• _TASK INSTRUCTIONS_
Your answer must repeat all of the entries word for word, without any images.

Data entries
-.-.-

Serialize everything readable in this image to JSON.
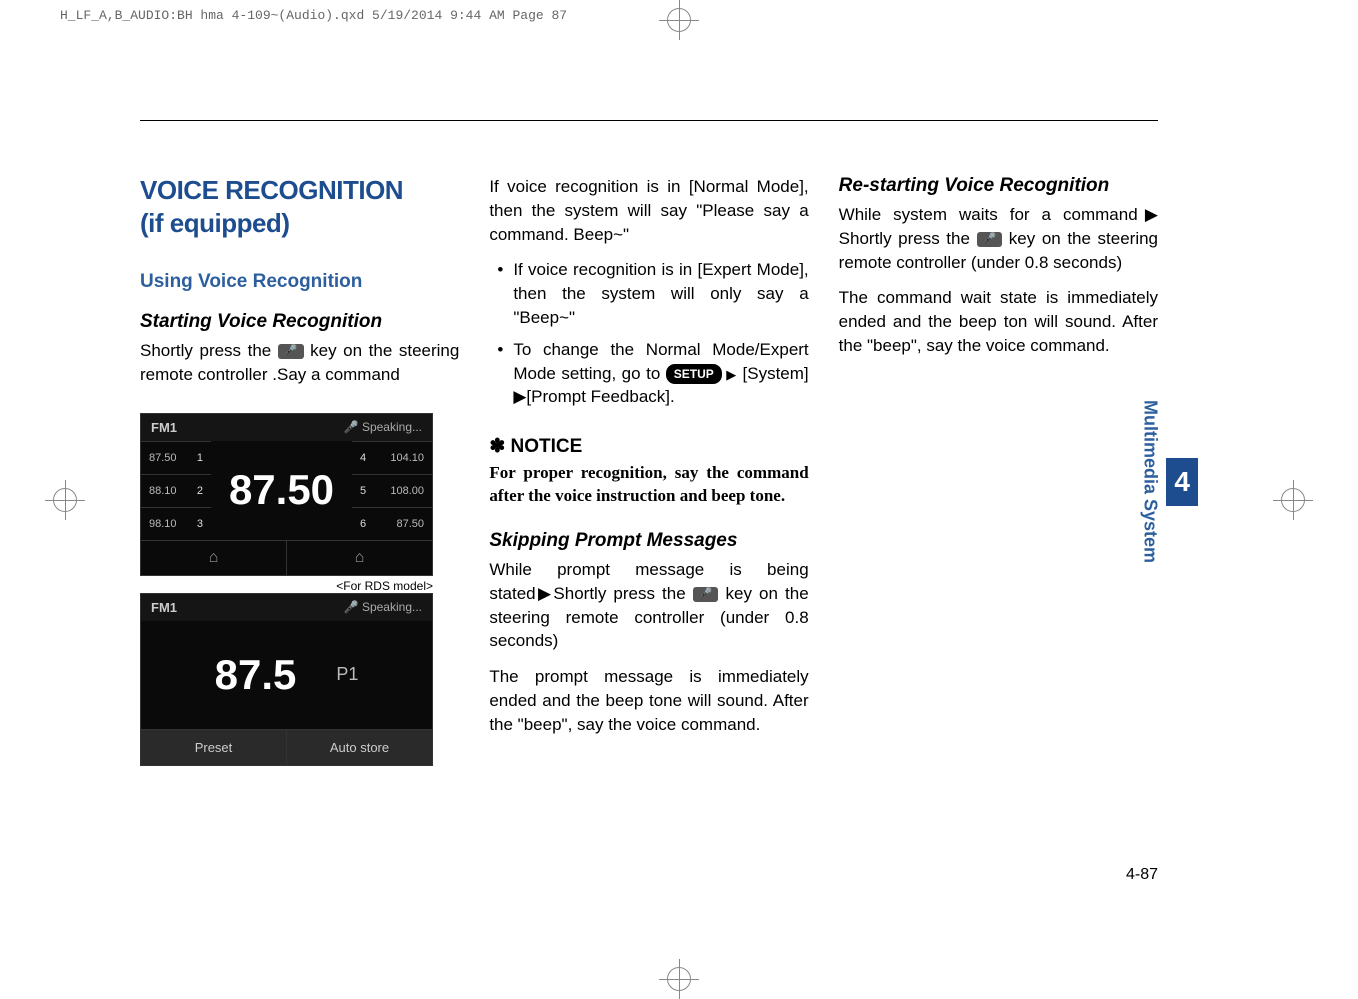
{
  "header": {
    "file_info": "H_LF_A,B_AUDIO:BH hma 4-109~(Audio).qxd  5/19/2014  9:44 AM  Page 87"
  },
  "col1": {
    "section_title_line1": "VOICE RECOGNITION",
    "section_title_line2": "(if equipped)",
    "heading1": "Using Voice Recognition",
    "heading2": "Starting Voice Recognition",
    "para1_pre": "Shortly press the ",
    "para1_post": " key on the steering remote controller .Say a command",
    "radio1": {
      "band": "FM1",
      "speaking": "Speaking...",
      "main_freq": "87.50",
      "left_presets": [
        {
          "freq": "87.50",
          "num": "1"
        },
        {
          "freq": "88.10",
          "num": "2"
        },
        {
          "freq": "98.10",
          "num": "3"
        }
      ],
      "right_presets": [
        {
          "num": "4",
          "freq": "104.10"
        },
        {
          "num": "5",
          "freq": "108.00"
        },
        {
          "num": "6",
          "freq": "87.50"
        }
      ]
    },
    "rds_caption": "<For RDS model>",
    "radio2": {
      "band": "FM1",
      "speaking": "Speaking...",
      "freq": "87.5",
      "p_label": "P1",
      "btn1": "Preset",
      "btn2": "Auto store"
    }
  },
  "col2": {
    "para1": "If voice recognition is in [Normal Mode], then the system will say \"Please say a command. Beep~\"",
    "bullet1": "If voice recognition is in [Expert Mode], then the system will only say a \"Beep~\"",
    "bullet2_pre": "To change the Normal Mode/Expert Mode setting, go to ",
    "bullet2_post": "[System] ▶[Prompt Feedback].",
    "setup_label": "SETUP",
    "notice_star": "✽",
    "notice_label": "NOTICE",
    "notice_text": "For proper recognition, say the command after the voice instruction and beep tone.",
    "heading3": "Skipping Prompt Messages",
    "para3_pre": "While prompt message is being stated▶Shortly press the ",
    "para3_post": " key on the steering remote controller (under 0.8 seconds)",
    "para4": "The prompt message is immediately ended and the beep tone will sound. After the \"beep\", say the voice command."
  },
  "col3": {
    "heading4": "Re-starting Voice Recognition",
    "para5_pre": "While system waits for a command▶ Shortly press the ",
    "para5_post": " key on the steering remote controller (under 0.8 seconds)",
    "para6": "The command wait state is immediately ended and the beep ton will sound. After the \"beep\", say the voice command."
  },
  "side_tab": {
    "number": "4",
    "label": "Multimedia System"
  },
  "page_number": "4-87",
  "key_icon_glyph": "🎤"
}
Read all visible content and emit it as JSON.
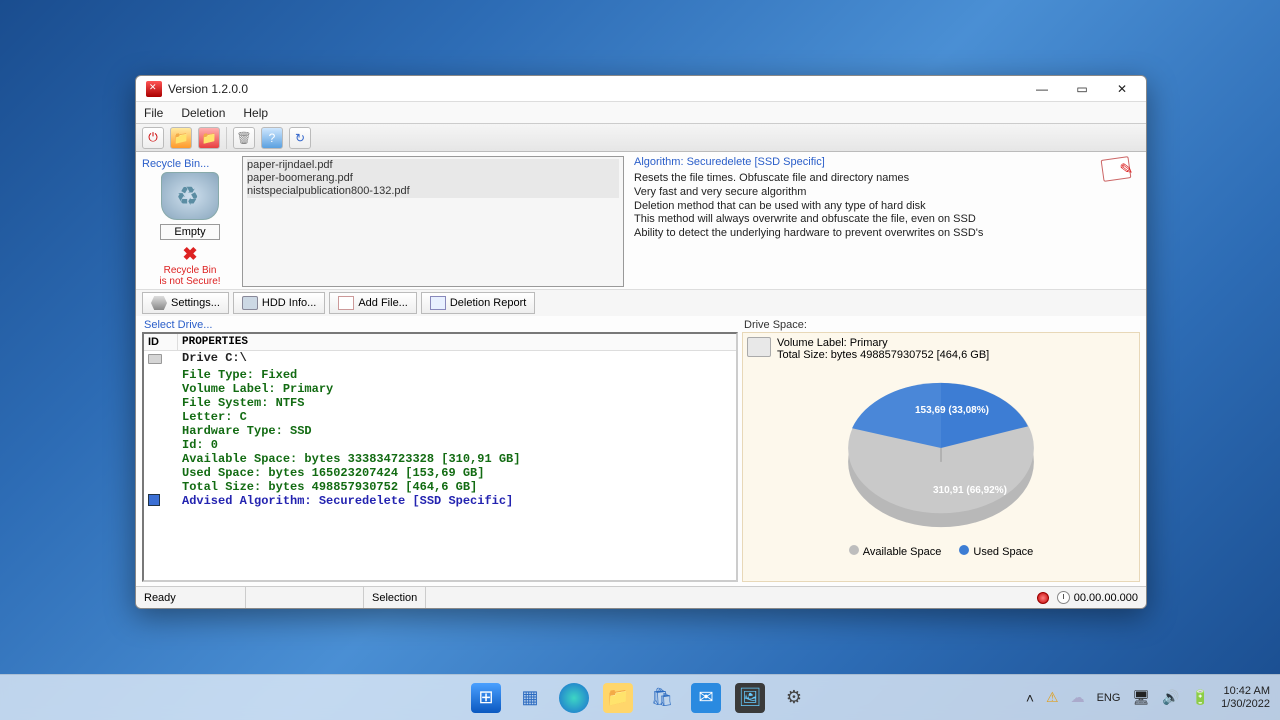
{
  "window": {
    "title": "Version 1.2.0.0",
    "menu": {
      "file": "File",
      "deletion": "Deletion",
      "help": "Help"
    }
  },
  "recycle": {
    "label": "Recycle Bin...",
    "empty": "Empty",
    "warn1": "Recycle Bin",
    "warn2": "is not Secure!"
  },
  "files": [
    "paper-rijndael.pdf",
    "paper-boomerang.pdf",
    "nistspecialpublication800-132.pdf"
  ],
  "algo": {
    "title": "Algorithm: Securedelete [SSD Specific]",
    "lines": [
      "Resets the file times. Obfuscate file and directory names",
      "Very fast and very secure algorithm",
      "Deletion method that can be used with any type of hard disk",
      "This method will always overwrite and obfuscate the file, even on SSD",
      "Ability to detect the underlying hardware to prevent overwrites on SSD's"
    ]
  },
  "buttons": {
    "settings": "Settings...",
    "hdd": "HDD Info...",
    "addfile": "Add File...",
    "report": "Deletion Report"
  },
  "drive": {
    "select_label": "Select Drive...",
    "head_id": "ID",
    "head_props": "PROPERTIES",
    "rows": {
      "drive": "Drive C:\\",
      "ftype": "File Type: Fixed",
      "vlabel": "Volume Label: Primary",
      "fs": "File System: NTFS",
      "letter": "Letter: C",
      "hw": "Hardware Type: SSD",
      "id": "Id: 0",
      "avail": "Available Space: bytes 333834723328 [310,91 GB]",
      "used": "Used Space: bytes 165023207424 [153,69 GB]",
      "total": "Total Size: bytes 498857930752 [464,6 GB]",
      "advised": "Advised Algorithm: Securedelete [SSD Specific]"
    }
  },
  "space": {
    "label": "Drive Space:",
    "vol": "Volume Label: Primary",
    "total": "Total Size: bytes 498857930752 [464,6 GB]",
    "slice_used": "153,69 (33,08%)",
    "slice_avail": "310,91 (66,92%)",
    "legend_avail": "Available Space",
    "legend_used": "Used Space"
  },
  "status": {
    "ready": "Ready",
    "selection": "Selection",
    "timer": "00.00.00.000"
  },
  "taskbar": {
    "lang": "ENG",
    "time": "10:42 AM",
    "date": "1/30/2022"
  },
  "chart_data": {
    "type": "pie",
    "title": "Drive Space",
    "series": [
      {
        "name": "Used Space",
        "value_gb": 153.69,
        "percent": 33.08,
        "color": "#3d7dd4"
      },
      {
        "name": "Available Space",
        "value_gb": 310.91,
        "percent": 66.92,
        "color": "#bdbdbd"
      }
    ]
  }
}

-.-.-

• _ANSWER BELOW_
Serialize everything readable in this image to JSON.
{
  "header": {
    "file_info": "H_LF_A,B_AUDIO:BH hma 4-109~(Audio).qxd  5/19/2014  9:44 AM  Page 87"
  },
  "col1": {
    "section_title_line1": "VOICE RECOGNITION",
    "section_title_line2": "(if equipped)",
    "heading1": "Using Voice Recognition",
    "heading2": "Starting Voice Recognition",
    "para1_pre": "Shortly press the ",
    "para1_post": " key on the steering remote controller .Say a command",
    "radio1": {
      "band": "FM1",
      "speaking": "Speaking...",
      "main_freq": "87.50",
      "left_presets": [
        {
          "freq": "87.50",
          "num": "1"
        },
        {
          "freq": "88.10",
          "num": "2"
        },
        {
          "freq": "98.10",
          "num": "3"
        }
      ],
      "right_presets": [
        {
          "num": "4",
          "freq": "104.10"
        },
        {
          "num": "5",
          "freq": "108.00"
        },
        {
          "num": "6",
          "freq": "87.50"
        }
      ]
    },
    "rds_caption": "<For RDS model>",
    "radio2": {
      "band": "FM1",
      "speaking": "Speaking...",
      "freq": "87.5",
      "p_label": "P1",
      "btn1": "Preset",
      "btn2": "Auto store"
    }
  },
  "col2": {
    "para1": "If voice recognition is in [Normal Mode], then the system will say \"Please say a command. Beep~\"",
    "bullet1": "If voice recognition is in [Expert Mode], then the system will only say a \"Beep~\"",
    "bullet2_pre": "To change the Normal Mode/Expert Mode setting, go to ",
    "bullet2_post": "[System] ▶[Prompt Feedback].",
    "setup_label": "SETUP",
    "notice_star": "✽",
    "notice_label": "NOTICE",
    "notice_text": "For proper recognition, say the command after the voice instruction and beep tone.",
    "heading3": "Skipping Prompt Messages",
    "para3_pre": "While prompt message is being stated▶Shortly press the ",
    "para3_post": " key on the steering remote controller (under 0.8 seconds)",
    "para4": "The prompt message is immediately ended and the beep tone will sound. After the \"beep\", say the voice command."
  },
  "col3": {
    "heading4": "Re-starting Voice Recognition",
    "para5_pre": "While system waits for a command▶ Shortly press the ",
    "para5_post": " key on the steering remote controller (under 0.8 seconds)",
    "para6": "The command wait state is immediately ended and the beep ton will sound. After the \"beep\", say the voice command."
  },
  "side_tab": {
    "number": "4",
    "label": "Multimedia System"
  },
  "page_number": "4-87",
  "key_icon_glyph": "🎤"
}
Read all visible content and emit it as JSON.
{
  "window": {
    "title": "Version 1.2.0.0",
    "menu": {
      "file": "File",
      "deletion": "Deletion",
      "help": "Help"
    }
  },
  "recycle": {
    "label": "Recycle Bin...",
    "empty": "Empty",
    "warn1": "Recycle Bin",
    "warn2": "is not Secure!"
  },
  "files": [
    "paper-rijndael.pdf",
    "paper-boomerang.pdf",
    "nistspecialpublication800-132.pdf"
  ],
  "algo": {
    "title": "Algorithm: Securedelete [SSD Specific]",
    "lines": [
      "Resets the file times. Obfuscate file and directory names",
      "Very fast and very secure algorithm",
      "Deletion method that can be used with any type of hard disk",
      "This method will always overwrite and obfuscate the file, even on SSD",
      "Ability to detect the underlying hardware to prevent overwrites on SSD's"
    ]
  },
  "buttons": {
    "settings": "Settings...",
    "hdd": "HDD Info...",
    "addfile": "Add File...",
    "report": "Deletion Report"
  },
  "drive": {
    "select_label": "Select Drive...",
    "head_id": "ID",
    "head_props": "PROPERTIES",
    "rows": {
      "drive": "Drive C:\\",
      "ftype": "File Type: Fixed",
      "vlabel": "Volume Label: Primary",
      "fs": "File System: NTFS",
      "letter": "Letter: C",
      "hw": "Hardware Type: SSD",
      "id": "Id: 0",
      "avail": "Available Space: bytes 333834723328 [310,91 GB]",
      "used": "Used Space: bytes 165023207424 [153,69 GB]",
      "total": "Total Size: bytes 498857930752 [464,6 GB]",
      "advised": "Advised Algorithm: Securedelete [SSD Specific]"
    }
  },
  "space": {
    "label": "Drive Space:",
    "vol": "Volume Label: Primary",
    "total": "Total Size: bytes 498857930752 [464,6 GB]",
    "slice_used": "153,69 (33,08%)",
    "slice_avail": "310,91 (66,92%)",
    "legend_avail": "Available Space",
    "legend_used": "Used Space"
  },
  "status": {
    "ready": "Ready",
    "selection": "Selection",
    "timer": "00.00.00.000"
  },
  "taskbar": {
    "lang": "ENG",
    "time": "10:42 AM",
    "date": "1/30/2022"
  },
  "chart_data": {
    "type": "pie",
    "title": "Drive Space",
    "series": [
      {
        "name": "Used Space",
        "value_gb": 153.69,
        "percent": 33.08,
        "color": "#3d7dd4"
      },
      {
        "name": "Available Space",
        "value_gb": 310.91,
        "percent": 66.92,
        "color": "#bdbdbd"
      }
    ]
  }
}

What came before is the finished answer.